• _WORK INSTRUCTIONS_: The following data is to be repeated exactly, its pictures excluded.

(WORKING DATA begins)

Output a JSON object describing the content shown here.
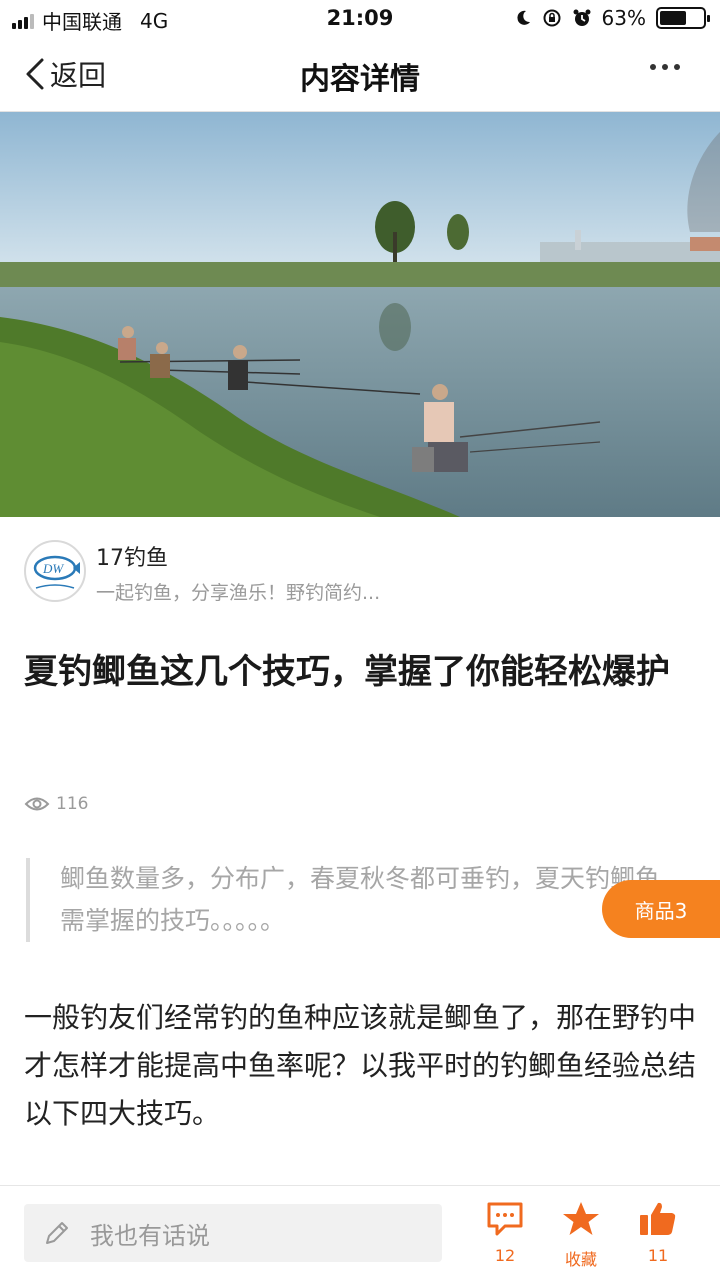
{
  "status_bar": {
    "carrier": "中国联通",
    "network": "4G",
    "time": "21:09",
    "battery_percent": "63%",
    "battery_level": 0.63
  },
  "nav": {
    "back_label": "返回",
    "title": "内容详情"
  },
  "author": {
    "name": "17钓鱼",
    "description": "一起钓鱼，分享渔乐！野钓简约..."
  },
  "article": {
    "title": "夏钓鲫鱼这几个技巧，掌握了你能轻松爆护",
    "views": "116",
    "summary": "鲫鱼数量多，分布广，春夏秋冬都可垂钓，夏天钓鲫鱼，需掌握的技巧。。。。。",
    "body": "一般钓友们经常钓的鱼种应该就是鲫鱼了，那在野钓中才怎样才能提高中鱼率呢？以我平时的钓鲫鱼经验总结以下四大技巧。"
  },
  "goods_badge": "商品3",
  "bottom_bar": {
    "comment_placeholder": "我也有话说",
    "comment_count": "12",
    "favorite_label": "收藏",
    "like_count": "11"
  },
  "colors": {
    "accent": "#f5821f",
    "icon_accent": "#f06a1f"
  }
}
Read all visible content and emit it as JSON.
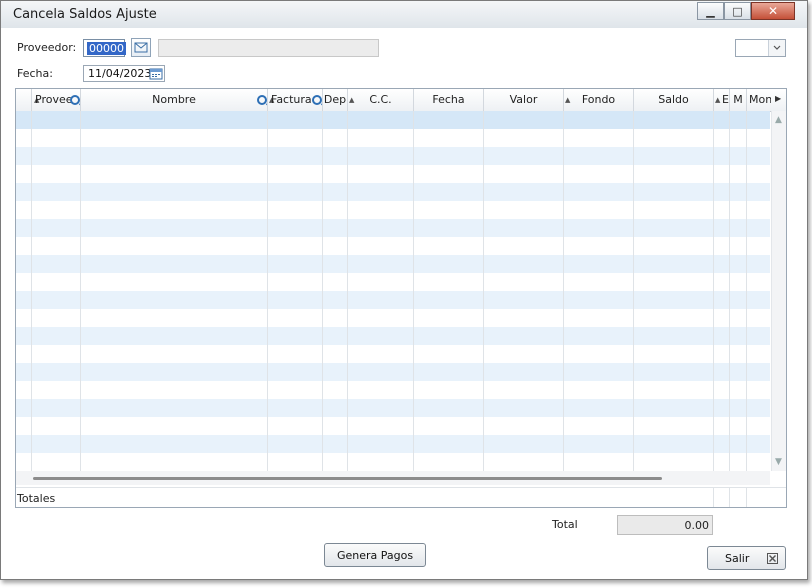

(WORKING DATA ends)

• _SOLUTION BELOW_:
Output a JSON object describing the content shown here.
{
  "status_bar": {
    "carrier": "中国联通",
    "network": "4G",
    "time": "21:09",
    "battery_percent": "63%",
    "battery_level": 0.63
  },
  "nav": {
    "back_label": "返回",
    "title": "内容详情"
  },
  "author": {
    "name": "17钓鱼",
    "description": "一起钓鱼，分享渔乐！野钓简约..."
  },
  "article": {
    "title": "夏钓鲫鱼这几个技巧，掌握了你能轻松爆护",
    "views": "116",
    "summary": "鲫鱼数量多，分布广，春夏秋冬都可垂钓，夏天钓鲫鱼，需掌握的技巧。。。。。",
    "body": "一般钓友们经常钓的鱼种应该就是鲫鱼了，那在野钓中才怎样才能提高中鱼率呢？以我平时的钓鲫鱼经验总结以下四大技巧。"
  },
  "goods_badge": "商品3",
  "bottom_bar": {
    "comment_placeholder": "我也有话说",
    "comment_count": "12",
    "favorite_label": "收藏",
    "like_count": "11"
  },
  "colors": {
    "accent": "#f5821f",
    "icon_accent": "#f06a1f"
  }
}
Read all visible content and emit it as JSON.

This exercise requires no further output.